▶ **TASK ITEM**
Each line of the material holding the word "this" must be identified and copied.

▶ **MATERIAL TO PROCESS**
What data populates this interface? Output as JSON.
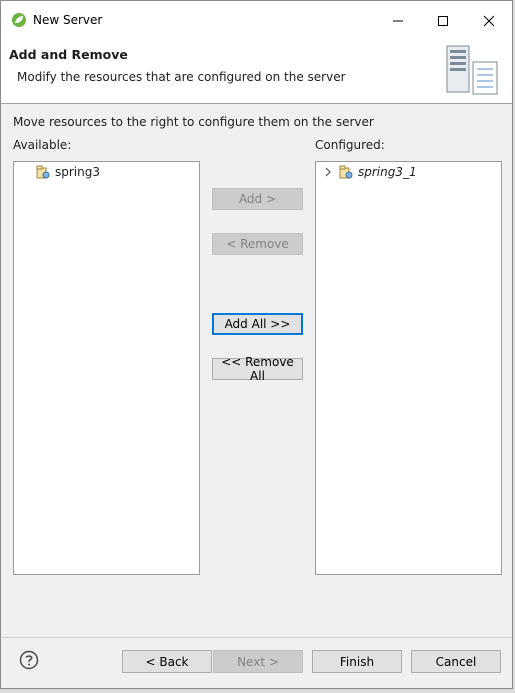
{
  "window": {
    "title": "New Server",
    "icon": "spring-leaf-icon",
    "controls": [
      "minimize-icon",
      "maximize-icon",
      "close-icon"
    ]
  },
  "header": {
    "title": "Add and Remove",
    "description": "Modify the resources that are configured on the server",
    "image": "server-list-icon"
  },
  "main": {
    "instruction": "Move resources to the right to configure them on the server",
    "available_label": "Available:",
    "configured_label": "Configured:",
    "available_items": [
      {
        "label": "spring3",
        "icon": "web-project-icon"
      }
    ],
    "configured_items": [
      {
        "label": "spring3_1",
        "icon": "web-project-icon",
        "expandable": true,
        "italic": true
      }
    ],
    "buttons": {
      "add": "Add >",
      "remove": "< Remove",
      "add_all": "Add All >>",
      "remove_all": "<< Remove All"
    }
  },
  "footer": {
    "help_icon": "help-icon",
    "back": "< Back",
    "next": "Next >",
    "finish": "Finish",
    "cancel": "Cancel"
  },
  "colors": {
    "focus_border": "#0078d7",
    "disabled_bg": "#cccccc",
    "disabled_text": "#838383"
  }
}
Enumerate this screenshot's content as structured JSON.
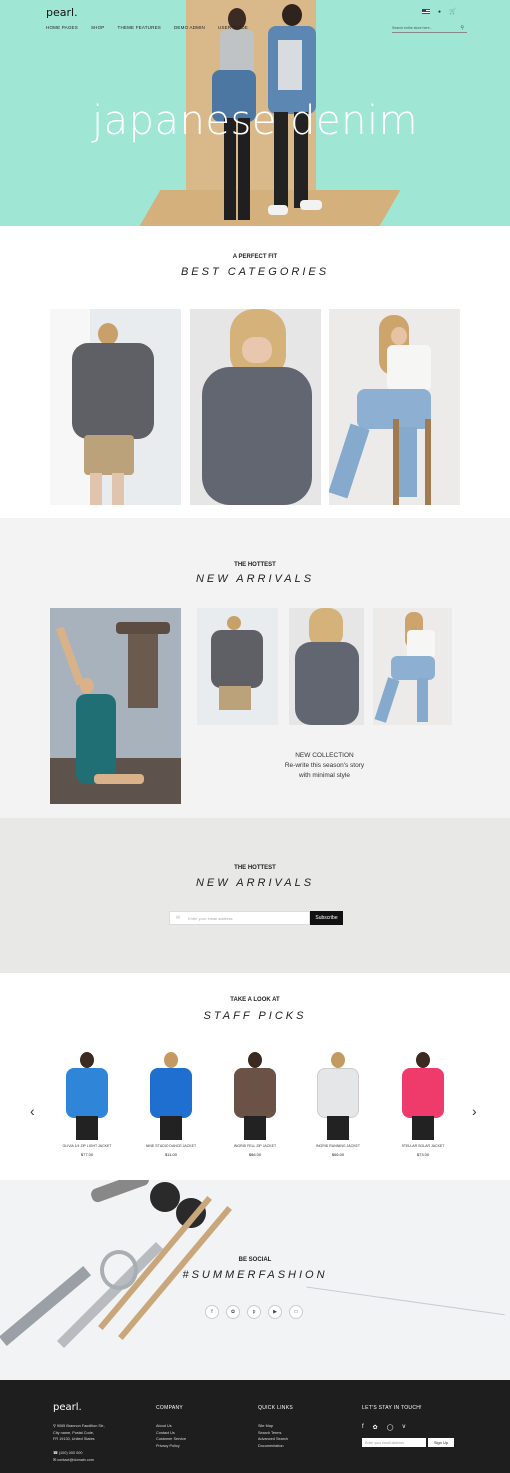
{
  "header": {
    "brand": "pearl.",
    "nav": [
      "HOME PAGES",
      "SHOP",
      "THEME FEATURES",
      "DEMO ADMIN",
      "USER GUIDE"
    ],
    "search_placeholder": "Search entire store here...",
    "icons": [
      "flag-us-icon",
      "user-icon",
      "cart-icon",
      "search-icon"
    ]
  },
  "hero": {
    "title": "japanese denim"
  },
  "categories": {
    "kicker": "A PERFECT FIT",
    "title": "BEST CATEGORIES"
  },
  "arrivals": {
    "kicker": "THE HOTTEST",
    "title": "NEW ARRIVALS",
    "collection_heading": "NEW COLLECTION",
    "collection_line1": "Re-write this season's story",
    "collection_line2": "with minimal style"
  },
  "newsletter": {
    "kicker": "THE HOTTEST",
    "title": "NEW ARRIVALS",
    "placeholder": "Enter your email address",
    "button": "Subscribe"
  },
  "staff": {
    "kicker": "TAKE A LOOK AT",
    "title": "STAFF PICKS",
    "products": [
      {
        "name": "OLIVIA 1/4 ZIP LIGHT JACKET",
        "price": "$77.00",
        "color": "#2f86d8"
      },
      {
        "name": "NINE STUDIO DANCE JACKET",
        "price": "$11.00",
        "color": "#1e6fcf"
      },
      {
        "name": "INGRID FELL ZIP JACKET",
        "price": "$86.00",
        "color": "#6a5246"
      },
      {
        "name": "INGRID RUNNING JACKET",
        "price": "$66.00",
        "color": "#e4e6e8"
      },
      {
        "name": "STELLAR SOLAR JACKET",
        "price": "$73.00",
        "color": "#ef3b6b"
      }
    ]
  },
  "social": {
    "kicker": "BE SOCIAL",
    "title": "#SUMMERFASHION",
    "icons": [
      "facebook-icon",
      "twitter-icon",
      "pinterest-icon",
      "youtube-icon",
      "chat-icon"
    ]
  },
  "footer": {
    "brand": "pearl.",
    "address1": "9065 Brannon Faudition Str.,",
    "address2": "City name, Postal Code,",
    "address3": "FR 19130, United States",
    "phone": "(100) 000 000",
    "email": "contact@domain.com",
    "company_heading": "COMPANY",
    "company_links": [
      "About Us",
      "Contact Us",
      "Customer Service",
      "Privacy Policy"
    ],
    "quick_heading": "QUICK LINKS",
    "quick_links": [
      "Site Map",
      "Search Terms",
      "Advanced Search",
      "Documentation"
    ],
    "stay_heading": "LET'S STAY IN TOUCH!",
    "stay_placeholder": "Enter your email address",
    "stay_button": "Sign Up"
  }
}
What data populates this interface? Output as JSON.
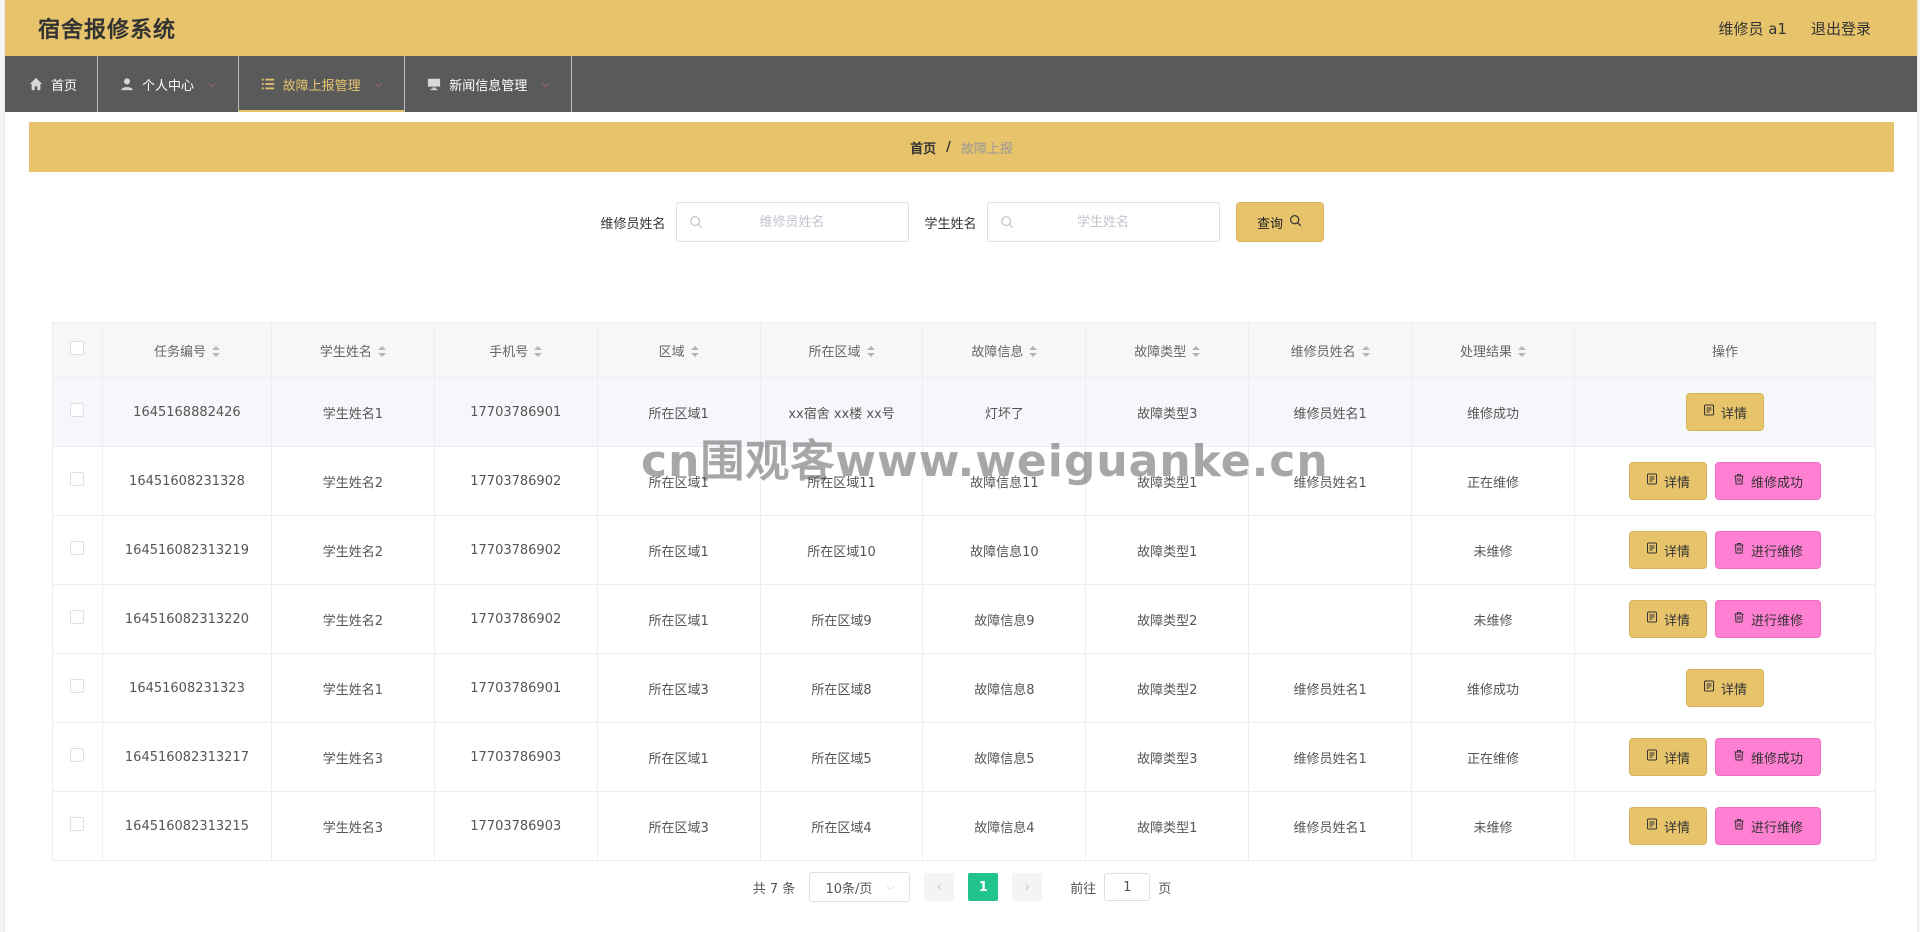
{
  "header": {
    "title": "宿舍报修系统",
    "user": "维修员 a1",
    "logout": "退出登录"
  },
  "nav": [
    {
      "label": "首页",
      "icon": "home-icon"
    },
    {
      "label": "个人中心",
      "icon": "user-icon"
    },
    {
      "label": "故障上报管理",
      "icon": "list-icon"
    },
    {
      "label": "新闻信息管理",
      "icon": "monitor-icon"
    }
  ],
  "breadcrumb": {
    "home": "首页",
    "sep": "/",
    "current": "故障上报"
  },
  "search": {
    "repairer_label": "维修员姓名",
    "repairer_placeholder": "维修员姓名",
    "student_label": "学生姓名",
    "student_placeholder": "学生姓名",
    "query_button": "查询"
  },
  "table": {
    "headers": [
      "任务编号",
      "学生姓名",
      "手机号",
      "区域",
      "所在区域",
      "故障信息",
      "故障类型",
      "维修员姓名",
      "处理结果",
      "操作"
    ],
    "rows": [
      {
        "id": "1645168882426",
        "student": "学生姓名1",
        "phone": "17703786901",
        "area": "所在区域1",
        "location": "xx宿舍 xx楼 xx号",
        "fault": "灯坏了",
        "type": "故障类型3",
        "repairer": "维修员姓名1",
        "result": "维修成功",
        "detail": "详情",
        "action": ""
      },
      {
        "id": "16451608231328",
        "student": "学生姓名2",
        "phone": "17703786902",
        "area": "所在区域1",
        "location": "所在区域11",
        "fault": "故障信息11",
        "type": "故障类型1",
        "repairer": "维修员姓名1",
        "result": "正在维修",
        "detail": "详情",
        "action": "维修成功"
      },
      {
        "id": "164516082313219",
        "student": "学生姓名2",
        "phone": "17703786902",
        "area": "所在区域1",
        "location": "所在区域10",
        "fault": "故障信息10",
        "type": "故障类型1",
        "repairer": "",
        "result": "未维修",
        "detail": "详情",
        "action": "进行维修"
      },
      {
        "id": "164516082313220",
        "student": "学生姓名2",
        "phone": "17703786902",
        "area": "所在区域1",
        "location": "所在区域9",
        "fault": "故障信息9",
        "type": "故障类型2",
        "repairer": "",
        "result": "未维修",
        "detail": "详情",
        "action": "进行维修"
      },
      {
        "id": "16451608231323",
        "student": "学生姓名1",
        "phone": "17703786901",
        "area": "所在区域3",
        "location": "所在区域8",
        "fault": "故障信息8",
        "type": "故障类型2",
        "repairer": "维修员姓名1",
        "result": "维修成功",
        "detail": "详情",
        "action": ""
      },
      {
        "id": "164516082313217",
        "student": "学生姓名3",
        "phone": "17703786903",
        "area": "所在区域1",
        "location": "所在区域5",
        "fault": "故障信息5",
        "type": "故障类型3",
        "repairer": "维修员姓名1",
        "result": "正在维修",
        "detail": "详情",
        "action": "维修成功"
      },
      {
        "id": "164516082313215",
        "student": "学生姓名3",
        "phone": "17703786903",
        "area": "所在区域3",
        "location": "所在区域4",
        "fault": "故障信息4",
        "type": "故障类型1",
        "repairer": "维修员姓名1",
        "result": "未维修",
        "detail": "详情",
        "action": "进行维修"
      }
    ]
  },
  "pagination": {
    "total": "共 7 条",
    "page_size": "10条/页",
    "current": "1",
    "goto_label": "前往",
    "goto_value": "1",
    "goto_suffix": "页"
  },
  "watermark": "cn围观客www.weiguanke.cn",
  "colors": {
    "accent": "#e7c46c",
    "nav": "#5a5a5a",
    "pink": "#ff7fd3",
    "page_active": "#21c48c"
  }
}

▶ **TASK OUTPUT**
What data populates this interface? Output as JSON.
Enumerate this screenshot's content as structured JSON.
    "collection_line1": "Re-write this season's story",
What data populates this interface? Output as JSON.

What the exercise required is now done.